The Canadian Oil Sands Innovation Alliance (COSIA) is about collaboration. In a bid to meet public expectations and improve the industry’s image, 12 of the largest oilsands producers are teaming up, sharing information and intellectual property relating to environmental stewardship. By harnessing their collective strengths, they hope to improve the industry’s environmental performance and image.
Though well intentioned, collaboration is not the best way to improve environmental performance. The market is.
It’s easy to acknowledge the power of the market, and market competition specifically, in influencing firm behavior. If there is market incentive for a firm to behave in a certain manner, firms will do so, as their primary interest is profit maximization. Firms would also divert resources to behave in that certain manner in order to maximize that market incentive and gain competitive advantage, such as investing more in research and development.
Market incentives would drive behavior, leading to competition, which would lead to better ways to engage in that behavior.
This logic could apply to the oilsands. If there was strong market incentive for producers to engage in better environmental performance, they would compete with each other, developing better methods to outperform their market competitors. Invariably, producers would divert more resources into research and innovation, developing better methods of reducing their environmental impact individually, and the industry’s as a whole.
Currently, there is no such incentive.
In fact, by collaborating, industry confirms that there isn’t strong market incentive for them to develop better environmental practices individually. Rather than use their own resources to develop better environmental practices, companies are looking to work together, each benefiting from the other’s work. Though they recognize a problem, it isn’t impacting their bottom line enough to come up with solutions themselves.
Collaboration is hardly an environment for innovation. It runs the risk of firms taking environmental practices from others, instead of developing their own. There is even incentive to do this, as taking is free while developing one’s own practices requires resources that could be allocated elsewhere.
Creating strong market incentives for companies to improve their environmental stewardship will lead to better environmental performance.
One possible incentive might be linking resource royalties to environmental performance. For example, if companies hit certain government directed environmental benchmarks (emissions, pollutants, area of wet tailings, etc) they pay less. If they exceed them, they pay more.
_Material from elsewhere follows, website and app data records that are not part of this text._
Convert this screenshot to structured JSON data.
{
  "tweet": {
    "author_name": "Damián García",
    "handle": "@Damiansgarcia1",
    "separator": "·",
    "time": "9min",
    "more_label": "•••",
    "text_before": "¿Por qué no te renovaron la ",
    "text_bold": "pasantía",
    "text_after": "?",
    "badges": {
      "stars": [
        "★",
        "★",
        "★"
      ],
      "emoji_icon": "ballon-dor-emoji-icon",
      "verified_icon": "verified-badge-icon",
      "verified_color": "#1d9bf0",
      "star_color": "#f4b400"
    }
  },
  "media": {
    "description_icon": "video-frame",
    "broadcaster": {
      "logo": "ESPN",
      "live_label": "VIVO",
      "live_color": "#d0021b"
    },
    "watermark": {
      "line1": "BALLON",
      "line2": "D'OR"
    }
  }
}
As oilsands producers are generally price takers, this is perhaps the best way to introduce competition among them, and direct it towards addressing environmental issues and the industry’s negative perception.
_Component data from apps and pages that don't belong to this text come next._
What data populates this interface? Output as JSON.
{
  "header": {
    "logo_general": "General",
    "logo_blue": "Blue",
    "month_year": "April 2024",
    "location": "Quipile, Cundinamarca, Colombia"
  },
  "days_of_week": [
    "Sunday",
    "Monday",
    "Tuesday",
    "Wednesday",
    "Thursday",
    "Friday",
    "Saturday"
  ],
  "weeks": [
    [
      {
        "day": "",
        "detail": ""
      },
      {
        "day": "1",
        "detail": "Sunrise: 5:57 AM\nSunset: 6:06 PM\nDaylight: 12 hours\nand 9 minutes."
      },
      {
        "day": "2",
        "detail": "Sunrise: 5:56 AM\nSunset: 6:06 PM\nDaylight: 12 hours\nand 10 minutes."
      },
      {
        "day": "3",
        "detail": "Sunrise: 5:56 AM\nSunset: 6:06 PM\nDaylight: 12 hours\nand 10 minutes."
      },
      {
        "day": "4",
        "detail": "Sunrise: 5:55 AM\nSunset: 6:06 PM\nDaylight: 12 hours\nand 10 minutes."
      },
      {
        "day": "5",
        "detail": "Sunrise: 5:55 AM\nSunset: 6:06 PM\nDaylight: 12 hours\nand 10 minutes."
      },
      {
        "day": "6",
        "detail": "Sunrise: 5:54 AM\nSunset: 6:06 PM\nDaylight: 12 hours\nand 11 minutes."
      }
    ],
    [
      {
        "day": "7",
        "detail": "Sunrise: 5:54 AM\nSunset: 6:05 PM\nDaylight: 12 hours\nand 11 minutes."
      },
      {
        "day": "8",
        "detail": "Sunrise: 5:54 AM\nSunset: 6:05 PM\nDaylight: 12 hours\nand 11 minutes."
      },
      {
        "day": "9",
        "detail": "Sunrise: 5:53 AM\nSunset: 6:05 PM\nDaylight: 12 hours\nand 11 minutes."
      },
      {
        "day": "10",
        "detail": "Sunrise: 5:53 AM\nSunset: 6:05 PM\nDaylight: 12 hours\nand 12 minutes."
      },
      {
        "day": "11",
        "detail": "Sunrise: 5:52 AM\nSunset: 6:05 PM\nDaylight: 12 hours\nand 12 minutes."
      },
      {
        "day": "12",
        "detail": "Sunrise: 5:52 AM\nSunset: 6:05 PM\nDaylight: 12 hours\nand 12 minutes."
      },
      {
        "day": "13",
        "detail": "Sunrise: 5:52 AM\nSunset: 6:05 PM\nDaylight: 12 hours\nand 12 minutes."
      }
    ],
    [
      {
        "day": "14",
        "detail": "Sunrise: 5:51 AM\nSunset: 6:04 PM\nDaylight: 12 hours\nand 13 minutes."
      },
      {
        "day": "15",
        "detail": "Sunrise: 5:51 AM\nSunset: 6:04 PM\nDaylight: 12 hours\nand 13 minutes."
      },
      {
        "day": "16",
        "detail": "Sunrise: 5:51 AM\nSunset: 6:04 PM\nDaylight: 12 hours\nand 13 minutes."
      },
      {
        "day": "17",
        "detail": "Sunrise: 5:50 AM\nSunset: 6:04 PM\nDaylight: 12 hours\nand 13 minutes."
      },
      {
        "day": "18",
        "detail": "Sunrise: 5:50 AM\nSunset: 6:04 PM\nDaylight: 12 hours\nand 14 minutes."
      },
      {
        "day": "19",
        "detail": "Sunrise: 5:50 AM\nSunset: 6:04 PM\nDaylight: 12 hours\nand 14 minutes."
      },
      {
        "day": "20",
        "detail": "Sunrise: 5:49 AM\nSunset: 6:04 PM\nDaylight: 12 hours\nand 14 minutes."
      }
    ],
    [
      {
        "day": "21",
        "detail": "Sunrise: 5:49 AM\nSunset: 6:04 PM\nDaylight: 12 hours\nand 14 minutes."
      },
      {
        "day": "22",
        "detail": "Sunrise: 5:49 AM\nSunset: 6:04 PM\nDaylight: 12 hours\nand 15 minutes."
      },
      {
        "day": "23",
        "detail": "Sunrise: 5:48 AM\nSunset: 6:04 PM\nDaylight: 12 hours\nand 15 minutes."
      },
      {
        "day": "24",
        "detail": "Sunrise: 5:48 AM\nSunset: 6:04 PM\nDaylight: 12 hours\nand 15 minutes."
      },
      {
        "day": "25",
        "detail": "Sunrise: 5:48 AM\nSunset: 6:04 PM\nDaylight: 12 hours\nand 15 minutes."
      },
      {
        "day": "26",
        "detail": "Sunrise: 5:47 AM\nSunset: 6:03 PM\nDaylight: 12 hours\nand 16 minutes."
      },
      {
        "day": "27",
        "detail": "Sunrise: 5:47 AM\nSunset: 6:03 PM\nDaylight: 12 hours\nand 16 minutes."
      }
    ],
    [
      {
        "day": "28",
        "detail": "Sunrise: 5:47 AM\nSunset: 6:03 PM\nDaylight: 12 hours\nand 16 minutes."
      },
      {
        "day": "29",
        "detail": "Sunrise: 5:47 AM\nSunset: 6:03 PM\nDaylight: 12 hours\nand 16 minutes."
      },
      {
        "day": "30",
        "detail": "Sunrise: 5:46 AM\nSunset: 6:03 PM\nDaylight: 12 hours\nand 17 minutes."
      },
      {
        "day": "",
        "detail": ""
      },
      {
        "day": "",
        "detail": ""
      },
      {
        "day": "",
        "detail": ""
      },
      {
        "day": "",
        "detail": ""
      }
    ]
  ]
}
Obviously though, this would require governments to get involved. Fortunately, both levels of government have long endorsed, and defended, a market dictated approach to oilsands development.
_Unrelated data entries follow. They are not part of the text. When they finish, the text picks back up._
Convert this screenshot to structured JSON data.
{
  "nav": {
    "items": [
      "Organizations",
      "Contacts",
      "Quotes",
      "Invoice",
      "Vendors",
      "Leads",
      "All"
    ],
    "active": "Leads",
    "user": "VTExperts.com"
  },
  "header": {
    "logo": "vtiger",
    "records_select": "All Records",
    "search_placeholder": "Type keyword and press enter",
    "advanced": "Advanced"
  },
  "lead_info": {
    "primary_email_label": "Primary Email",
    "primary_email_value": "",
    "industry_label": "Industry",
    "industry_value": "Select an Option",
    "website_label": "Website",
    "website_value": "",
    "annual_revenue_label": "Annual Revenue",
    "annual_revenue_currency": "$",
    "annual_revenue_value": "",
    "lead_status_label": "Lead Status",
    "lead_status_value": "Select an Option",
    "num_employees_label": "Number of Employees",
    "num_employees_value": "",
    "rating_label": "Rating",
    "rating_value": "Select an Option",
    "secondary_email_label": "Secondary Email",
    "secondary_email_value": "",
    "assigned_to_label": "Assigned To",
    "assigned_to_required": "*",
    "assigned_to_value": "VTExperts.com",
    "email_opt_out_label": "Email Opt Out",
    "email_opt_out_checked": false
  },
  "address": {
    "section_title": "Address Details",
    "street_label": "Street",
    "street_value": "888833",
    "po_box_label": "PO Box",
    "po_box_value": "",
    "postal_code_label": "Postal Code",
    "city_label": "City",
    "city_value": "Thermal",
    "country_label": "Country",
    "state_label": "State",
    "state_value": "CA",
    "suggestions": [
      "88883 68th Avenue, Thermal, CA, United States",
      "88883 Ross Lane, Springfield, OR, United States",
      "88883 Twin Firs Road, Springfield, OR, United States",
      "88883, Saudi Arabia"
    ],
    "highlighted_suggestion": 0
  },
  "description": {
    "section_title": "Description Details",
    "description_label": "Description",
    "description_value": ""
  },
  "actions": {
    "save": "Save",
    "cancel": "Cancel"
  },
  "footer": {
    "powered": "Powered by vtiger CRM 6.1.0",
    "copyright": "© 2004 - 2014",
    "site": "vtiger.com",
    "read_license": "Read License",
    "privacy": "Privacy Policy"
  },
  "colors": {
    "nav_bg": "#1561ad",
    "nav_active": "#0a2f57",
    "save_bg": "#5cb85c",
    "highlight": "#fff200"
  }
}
Why not the same for environmental stewardship?
. . . → Read More: Straight Outta Edmonton: The Market is the Solution